Breaking the norms of conventional thrillers, the year 1954 has introduced a new format for such genre with the release of Hayah Aw Moot. Starring Emad Hamdy and Youssef Wahby, the film takes place in the jam-packed districts of Cairo as it follows the venture of a young girl, who takes it upon herself to roam the streets of the capital all alone to get her hands on a prescribed medication for her ailing father. However, things go awry when the pharmacist she seeks mistakenly mixes up improper substances, yielding a fatal chemical mixture, which kicks off his quest for locating the father before he ingests what could lead to his death. The film examines a different angle in regards to the buildup of suspense for it utilizes familial bonds and societal hardships as the building block for its gripping atmospheres. With no outlaws, gunslingers or car chases, Hayah Aw Moot is a remarkable one-day endeavor that elicits tautness as we unite with the main characters, trying to follow the trails of the feeble father, Ahmed Ibrahim, in the crammed city of Cairo before it’s already too late.

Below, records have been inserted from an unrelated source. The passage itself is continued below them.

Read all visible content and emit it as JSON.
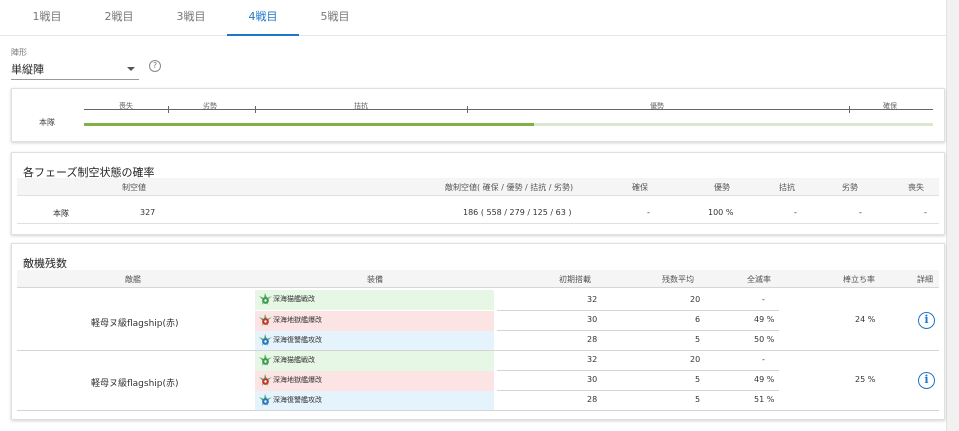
{
  "tabs": [
    {
      "label": "1戦目"
    },
    {
      "label": "2戦目"
    },
    {
      "label": "3戦目"
    },
    {
      "label": "4戦目",
      "active": true
    },
    {
      "label": "5戦目"
    }
  ],
  "formation": {
    "label": "陣形",
    "value": "単縦陣",
    "help_icon": "help-circle-icon"
  },
  "air_state": {
    "scale_labels": [
      "喪失",
      "劣勢",
      "拮抗",
      "優勢",
      "確保"
    ],
    "fleet_label": "本隊",
    "fill_fraction": 0.53,
    "colors": {
      "fill": "#80b146",
      "track": "#d8e8cf"
    }
  },
  "phase_prob": {
    "title": "各フェーズ制空状態の確率",
    "headers": {
      "fighter_power": "制空値",
      "enemy_power": "敵制空値( 確保 / 優勢 / 拮抗 / 劣勢)",
      "kakuho": "確保",
      "yusei": "優勢",
      "kikko": "拮抗",
      "ressei": "劣勢",
      "soshitsu": "喪失"
    },
    "rows": [
      {
        "name": "本隊",
        "fighter_power": "327",
        "enemy_power": "186 ( 558 / 279 / 125 / 63 )",
        "kakuho": "-",
        "yusei": "100 %",
        "kikko": "-",
        "ressei": "-",
        "soshitsu": "-"
      }
    ]
  },
  "enemy_planes": {
    "title": "敵機残数",
    "headers": {
      "ship": "敵艦",
      "equipment": "装備",
      "initial": "初期搭載",
      "avg_remain": "残数平均",
      "annihilation": "全滅率",
      "standing": "棒立ち率",
      "detail": "詳細"
    },
    "ships": [
      {
        "name": "軽母ヌ級flagship(赤)",
        "standing": "24 %",
        "slots": [
          {
            "equip": "深海猫艦戦改",
            "type": "fighter",
            "bg": "#e6f7e6",
            "initial": "32",
            "avg": "20",
            "rate": "-"
          },
          {
            "equip": "深海地獄艦爆改",
            "type": "bomber",
            "bg": "#fde4e4",
            "initial": "30",
            "avg": "6",
            "rate": "49 %"
          },
          {
            "equip": "深海復讐艦攻改",
            "type": "torpedo",
            "bg": "#e5f3fd",
            "initial": "28",
            "avg": "5",
            "rate": "50 %"
          }
        ]
      },
      {
        "name": "軽母ヌ級flagship(赤)",
        "standing": "25 %",
        "slots": [
          {
            "equip": "深海猫艦戦改",
            "type": "fighter",
            "bg": "#e6f7e6",
            "initial": "32",
            "avg": "20",
            "rate": "-"
          },
          {
            "equip": "深海地獄艦爆改",
            "type": "bomber",
            "bg": "#fde4e4",
            "initial": "30",
            "avg": "5",
            "rate": "49 %"
          },
          {
            "equip": "深海復讐艦攻改",
            "type": "torpedo",
            "bg": "#e5f3fd",
            "initial": "28",
            "avg": "5",
            "rate": "51 %"
          }
        ]
      }
    ],
    "detail_icon": "info-circle-icon",
    "accent": "#1e76c9"
  }
}
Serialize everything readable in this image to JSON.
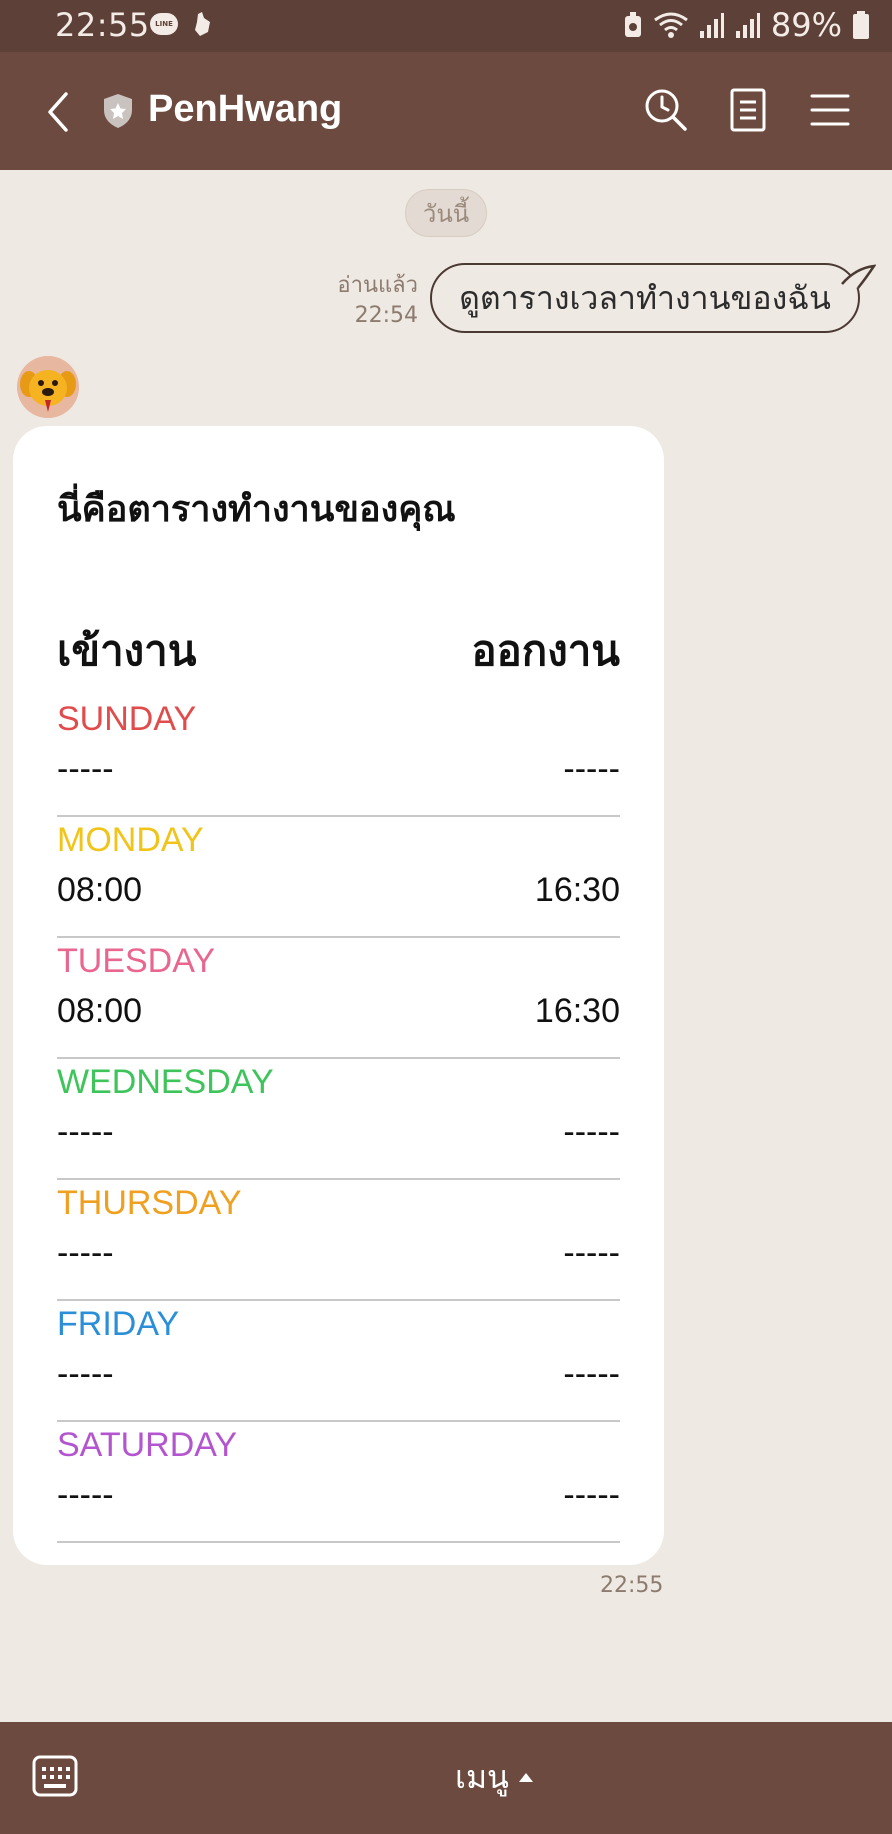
{
  "status_bar": {
    "time": "22:55",
    "line_badge": "LINE",
    "battery": "89%",
    "icons": [
      "line-app-icon",
      "hand-icon",
      "battery-saver-icon",
      "wifi-icon",
      "signal-icon",
      "signal-icon",
      "battery-icon"
    ]
  },
  "header": {
    "title": "PenHwang",
    "icons": [
      "back-chevron-icon",
      "official-shield-icon",
      "search-icon",
      "notes-icon",
      "menu-icon"
    ]
  },
  "chat": {
    "date_label": "วันนี้",
    "outgoing": {
      "read_label": "อ่านแล้ว",
      "time": "22:54",
      "text": "ดูตารางเวลาทำงานของฉัน"
    },
    "incoming": {
      "avatar": "dog-avatar",
      "card_title": "นี่คือตารางทำงานของคุณ",
      "col_in": "เข้างาน",
      "col_out": "ออกงาน",
      "days": [
        {
          "name": "SUNDAY",
          "in": "-----",
          "out": "-----",
          "color": "#e04b4b"
        },
        {
          "name": "MONDAY",
          "in": "08:00",
          "out": "16:30",
          "color": "#f0c419"
        },
        {
          "name": "TUESDAY",
          "in": "08:00",
          "out": "16:30",
          "color": "#e9668f"
        },
        {
          "name": "WEDNESDAY",
          "in": "-----",
          "out": "-----",
          "color": "#3ec45a"
        },
        {
          "name": "THURSDAY",
          "in": "-----",
          "out": "-----",
          "color": "#f0a020"
        },
        {
          "name": "FRIDAY",
          "in": "-----",
          "out": "-----",
          "color": "#2b8fd8"
        },
        {
          "name": "SATURDAY",
          "in": "-----",
          "out": "-----",
          "color": "#b455d0"
        }
      ],
      "time": "22:55"
    }
  },
  "bottom_bar": {
    "menu_label": "เมนู",
    "icons": [
      "keyboard-icon",
      "caret-up-icon"
    ]
  },
  "colors": {
    "header_bg": "#6d4a3f",
    "status_bg": "#5d4037",
    "chat_bg": "#efe9e3"
  }
}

4- El-Erhab W El-Kabab

Throughout all intervals, filmmakers tend to break new grounds and clinch new attainments through their artworks. Such diligence has enriched the Egyptian cinema with a myriad of films that only got better with age for they capture the attributes of their time, which had them stand out and become superior to all the titles of their interval, and what’s a better depiction of the nineties than Adel Emam’s El-Erhab W El-Kabab? After things go terribly out of hand at Mogama3 El-Tahrir on the back of its employees’ indolence, the film scopes the predicament of our protagonist, who gets into hot water after being framed for hijacking the aged governmental building, shedding light on the ups and downs that impacted the Egyptian society at conclusion of the twentieth century. Apart from the opening 10 minutes, the film entirely takes place within the perimeter of Mogama3 El-Tahrir during a 24-hour timeline, showcasing the finesses of its cast.

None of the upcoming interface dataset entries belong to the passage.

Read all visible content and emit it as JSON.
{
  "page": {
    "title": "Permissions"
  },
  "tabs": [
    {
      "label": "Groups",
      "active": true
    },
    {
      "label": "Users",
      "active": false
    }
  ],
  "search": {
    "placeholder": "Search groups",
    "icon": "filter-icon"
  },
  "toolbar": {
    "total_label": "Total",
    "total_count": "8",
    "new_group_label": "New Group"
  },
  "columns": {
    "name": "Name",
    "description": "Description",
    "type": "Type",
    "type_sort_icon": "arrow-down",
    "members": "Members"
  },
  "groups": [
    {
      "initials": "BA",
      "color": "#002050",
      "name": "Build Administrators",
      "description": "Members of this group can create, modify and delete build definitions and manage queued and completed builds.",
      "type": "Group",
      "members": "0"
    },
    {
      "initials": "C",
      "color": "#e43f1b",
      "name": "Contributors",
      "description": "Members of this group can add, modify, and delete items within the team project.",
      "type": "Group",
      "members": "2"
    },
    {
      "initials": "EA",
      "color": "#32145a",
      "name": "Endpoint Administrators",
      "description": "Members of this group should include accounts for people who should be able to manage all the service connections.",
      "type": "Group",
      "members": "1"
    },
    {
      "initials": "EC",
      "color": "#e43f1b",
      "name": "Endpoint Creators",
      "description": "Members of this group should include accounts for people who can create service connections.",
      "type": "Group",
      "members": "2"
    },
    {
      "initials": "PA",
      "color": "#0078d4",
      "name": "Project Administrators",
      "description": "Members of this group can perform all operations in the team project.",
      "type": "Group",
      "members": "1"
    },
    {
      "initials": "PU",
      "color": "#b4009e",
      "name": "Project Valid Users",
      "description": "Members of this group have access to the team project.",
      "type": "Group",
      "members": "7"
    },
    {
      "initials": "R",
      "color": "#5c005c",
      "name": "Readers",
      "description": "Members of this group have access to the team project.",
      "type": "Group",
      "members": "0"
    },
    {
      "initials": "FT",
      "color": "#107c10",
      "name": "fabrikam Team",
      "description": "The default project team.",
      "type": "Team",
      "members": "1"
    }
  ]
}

5- Eshtebak

Following the steps of the renowned sibling directors who have made it big in American cinema and TV America as the Coen and Duffers brothers, the Diab brothers are upping the antes in Egypt, notching plenty of acclaims. Their films speak of their merits with regards to the scripting and directorial work, which culminated with 2016’s Eshtebak, manifesting sublime artistic dexterity. Set entirely in a police truck, the film tracks the sufferance of some detainees who were seized on the back of 2013’s political revolts, highlighting the dissimilarities between their thoughts, beliefs and social backgrounds as they interact with one another in a confined 8-meter space. For its artistic and technical feats, Eshtebak has attained sheer prominence for it captures the bitter divisiveness that prevailed during that period, adorned by fine artistries and solid acting performances. For that, it became one of the finest Egyptian films of the 21st century, and one of the best one-day flicks.